I was engaged in a national programme (2012-16) run by Natural England to assess the quality of Sites of Special Scientific Interest using invertebrate species. This research based consultancy work was part of the periodic reviewing of the state of biodiversity in England

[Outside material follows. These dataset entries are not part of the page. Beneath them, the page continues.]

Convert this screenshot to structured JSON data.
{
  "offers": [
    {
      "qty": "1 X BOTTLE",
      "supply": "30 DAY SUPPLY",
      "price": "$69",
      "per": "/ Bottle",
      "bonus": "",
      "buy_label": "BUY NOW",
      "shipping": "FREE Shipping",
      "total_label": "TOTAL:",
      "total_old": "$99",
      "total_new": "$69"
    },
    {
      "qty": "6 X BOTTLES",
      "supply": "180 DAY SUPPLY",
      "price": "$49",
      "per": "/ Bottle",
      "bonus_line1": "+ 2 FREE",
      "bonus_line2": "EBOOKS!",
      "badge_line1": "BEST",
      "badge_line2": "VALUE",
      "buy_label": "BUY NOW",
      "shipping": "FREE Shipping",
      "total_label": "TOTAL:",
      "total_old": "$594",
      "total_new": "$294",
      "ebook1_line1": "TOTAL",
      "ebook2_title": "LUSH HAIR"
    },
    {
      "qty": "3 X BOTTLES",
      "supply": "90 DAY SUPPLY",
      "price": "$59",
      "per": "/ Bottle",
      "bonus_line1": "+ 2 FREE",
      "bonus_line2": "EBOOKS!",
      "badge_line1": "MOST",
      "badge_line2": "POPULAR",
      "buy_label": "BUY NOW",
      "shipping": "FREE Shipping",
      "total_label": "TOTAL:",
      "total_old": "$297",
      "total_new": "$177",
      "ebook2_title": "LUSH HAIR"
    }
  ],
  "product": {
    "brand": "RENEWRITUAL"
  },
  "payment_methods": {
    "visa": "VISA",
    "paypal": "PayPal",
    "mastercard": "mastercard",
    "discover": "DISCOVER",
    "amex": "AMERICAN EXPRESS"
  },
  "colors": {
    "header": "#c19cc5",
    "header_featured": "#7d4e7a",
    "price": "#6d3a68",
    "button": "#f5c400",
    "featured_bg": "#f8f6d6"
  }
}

SHREEVE, T.G.2107. Participant in the sDiv workshop 'Separating Environmental Changes and their effects on Community traits in European butterflies'. german Centre for Integrative Biodiversity Research (iDiv), Lepzig.(invited participant).SHREEVE, T.G. 2015. Butterflies as indicators of biodiversity change. Inaugural meeting of the Legambiente Italia (Italian National Parks) Tuscan Island conservation initiative. University of Turin. (invited keynote)SHREEVE, T.G., DAPPORTO, L. DENNIS, R.L.H. & DOVER, J. 2014. Applying the resource based concept to corridors and barriers in biodiversity conservation: mending the matrix 7th International Symposium of Butterfly Conservation, Reading, April 2014.SHREEVE, T.G. 2012: The Challenges of Introducing and Maintaining Taxonomy and Identification in undergraduate and MSc courses. The Linnean Society, London, (invited presentation)SHREEVE T.G. 2010 Landscapes and corridors for insect conservation. 6th International Symposium of Butterfly Conservation, Reading, April 2010 (invited)ALMAN, S., GIBBS, M., SHREEVE, T. & BREUKER, C. 2010. Oviposition behaviour in the speckled wood butterfly (Pararge aegeria, L.). 16th Annual European Meeting of PhD students in Evolutionary Biology, Wierzba, Poland,, 23-28 May 2010. SHREEVE T.G. 2009. Improving insect monitoring workshop presentation. South east region biological recorders workshop. April 2009 (invited)HARKER R. & SHREEVE. T G 2008 The decline and conservation of the wall brown butterfly Lasiommata megera. Butterfly Conservation one day workshop on the use of biological monitoring data, Birmingham, March 2008. (Invited) SHREEVE, T.G. 2007 Ecological classification, resources and butterfly occurrence. Invited presentation to 3 day East European Butterfly Conservation Workshop, University of South Bohemia, Czech Republic, May 2007 (invited).